In its comprehensive overview of Alain Locke's pragmatist philosophy this book captures the radical implications of Locke's approach within pragmatism, the critical temper embedded in Locke's works, the central role of power and empowerment of the oppressed and the concept of broad democracy Locke employed.

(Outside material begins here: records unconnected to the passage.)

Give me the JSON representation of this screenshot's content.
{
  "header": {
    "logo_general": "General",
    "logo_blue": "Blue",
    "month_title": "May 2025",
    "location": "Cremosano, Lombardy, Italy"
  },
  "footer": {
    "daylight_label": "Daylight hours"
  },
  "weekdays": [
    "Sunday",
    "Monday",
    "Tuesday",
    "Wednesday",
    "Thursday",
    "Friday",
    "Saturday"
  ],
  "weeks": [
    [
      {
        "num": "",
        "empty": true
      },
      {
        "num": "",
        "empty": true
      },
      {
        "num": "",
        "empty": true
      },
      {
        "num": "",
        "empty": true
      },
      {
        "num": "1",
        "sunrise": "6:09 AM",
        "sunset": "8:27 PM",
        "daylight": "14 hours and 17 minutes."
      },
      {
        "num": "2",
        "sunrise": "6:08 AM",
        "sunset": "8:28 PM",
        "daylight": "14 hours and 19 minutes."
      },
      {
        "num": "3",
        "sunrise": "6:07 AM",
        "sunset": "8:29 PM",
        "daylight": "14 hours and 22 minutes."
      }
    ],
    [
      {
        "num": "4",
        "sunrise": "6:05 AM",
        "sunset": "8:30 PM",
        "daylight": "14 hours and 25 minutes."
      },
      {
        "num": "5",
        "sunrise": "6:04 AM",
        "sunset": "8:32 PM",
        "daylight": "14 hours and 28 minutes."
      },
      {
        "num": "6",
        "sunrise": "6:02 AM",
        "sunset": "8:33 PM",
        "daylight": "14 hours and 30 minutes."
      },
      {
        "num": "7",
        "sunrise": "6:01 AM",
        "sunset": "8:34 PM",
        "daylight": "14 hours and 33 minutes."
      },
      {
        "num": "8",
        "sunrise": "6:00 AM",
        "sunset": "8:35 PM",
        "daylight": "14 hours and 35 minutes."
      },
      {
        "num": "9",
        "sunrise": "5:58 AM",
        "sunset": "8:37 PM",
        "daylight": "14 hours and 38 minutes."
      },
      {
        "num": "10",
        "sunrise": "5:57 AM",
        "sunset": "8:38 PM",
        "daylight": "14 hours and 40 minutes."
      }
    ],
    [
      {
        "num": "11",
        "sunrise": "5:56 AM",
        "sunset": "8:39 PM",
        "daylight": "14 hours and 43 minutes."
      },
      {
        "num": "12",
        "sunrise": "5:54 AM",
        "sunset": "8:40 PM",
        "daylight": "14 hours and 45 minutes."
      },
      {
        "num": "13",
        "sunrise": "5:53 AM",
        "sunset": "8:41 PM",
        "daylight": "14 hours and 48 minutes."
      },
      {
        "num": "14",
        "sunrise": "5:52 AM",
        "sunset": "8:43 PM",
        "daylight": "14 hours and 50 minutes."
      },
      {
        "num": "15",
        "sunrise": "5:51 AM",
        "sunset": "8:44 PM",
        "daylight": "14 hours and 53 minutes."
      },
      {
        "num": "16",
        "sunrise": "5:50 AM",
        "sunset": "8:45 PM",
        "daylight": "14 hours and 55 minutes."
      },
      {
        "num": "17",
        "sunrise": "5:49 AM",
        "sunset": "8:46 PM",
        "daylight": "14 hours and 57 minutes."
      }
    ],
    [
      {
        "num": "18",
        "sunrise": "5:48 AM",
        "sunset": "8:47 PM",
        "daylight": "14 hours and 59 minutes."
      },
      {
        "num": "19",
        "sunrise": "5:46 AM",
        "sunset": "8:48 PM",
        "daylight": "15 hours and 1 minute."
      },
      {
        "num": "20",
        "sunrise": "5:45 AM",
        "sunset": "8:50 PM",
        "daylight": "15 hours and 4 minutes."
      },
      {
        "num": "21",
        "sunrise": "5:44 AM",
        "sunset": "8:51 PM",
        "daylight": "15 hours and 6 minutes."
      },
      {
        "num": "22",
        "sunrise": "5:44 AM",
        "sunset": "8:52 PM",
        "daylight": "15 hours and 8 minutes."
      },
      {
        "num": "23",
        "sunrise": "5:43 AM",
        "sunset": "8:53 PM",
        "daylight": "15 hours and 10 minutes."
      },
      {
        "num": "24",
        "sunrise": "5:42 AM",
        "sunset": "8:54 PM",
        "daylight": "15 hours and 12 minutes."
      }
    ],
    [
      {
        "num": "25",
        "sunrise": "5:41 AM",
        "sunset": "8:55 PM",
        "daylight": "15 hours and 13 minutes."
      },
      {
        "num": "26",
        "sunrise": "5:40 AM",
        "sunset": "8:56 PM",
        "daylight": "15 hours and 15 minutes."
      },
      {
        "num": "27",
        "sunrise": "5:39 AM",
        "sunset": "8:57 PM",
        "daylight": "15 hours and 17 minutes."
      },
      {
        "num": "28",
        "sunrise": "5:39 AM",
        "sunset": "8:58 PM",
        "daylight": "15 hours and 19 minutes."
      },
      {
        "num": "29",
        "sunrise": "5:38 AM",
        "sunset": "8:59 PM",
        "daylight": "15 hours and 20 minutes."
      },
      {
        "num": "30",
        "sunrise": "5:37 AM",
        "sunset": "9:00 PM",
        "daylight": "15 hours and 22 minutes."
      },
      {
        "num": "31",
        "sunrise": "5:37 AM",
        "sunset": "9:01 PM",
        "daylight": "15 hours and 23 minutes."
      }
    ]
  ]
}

_Philosophy Through Science Fiction_ offers a fun, challenging, and accessible way in to the issues of philosophy through the genre of science fiction. Tackling problems such as the possibility of time travel, or what makes someone the same person over time, the authors take a four-pronged approach to each issue, providing · a clear and concise introduction to each subject · a science fiction story that exemplifies a feature of the philosophical discussion · historical and contemporary philosophical texts that investigate (...) the issue with rigor, and · glossary, plot profiles of pertinent science fiction stories and films, and questions for further reflection. _Philosophy Through Science Fiction_ includes stories from contemporary science fiction writers including Greg Egan and Mike Resnick, as well as from classic authors like Philip K. Dick and Robert Heinlein. Philosophy readings include historical pieces by René Descartes and David Hume, and contemporary pieces by John Searle and Mary Midgley. (shrink)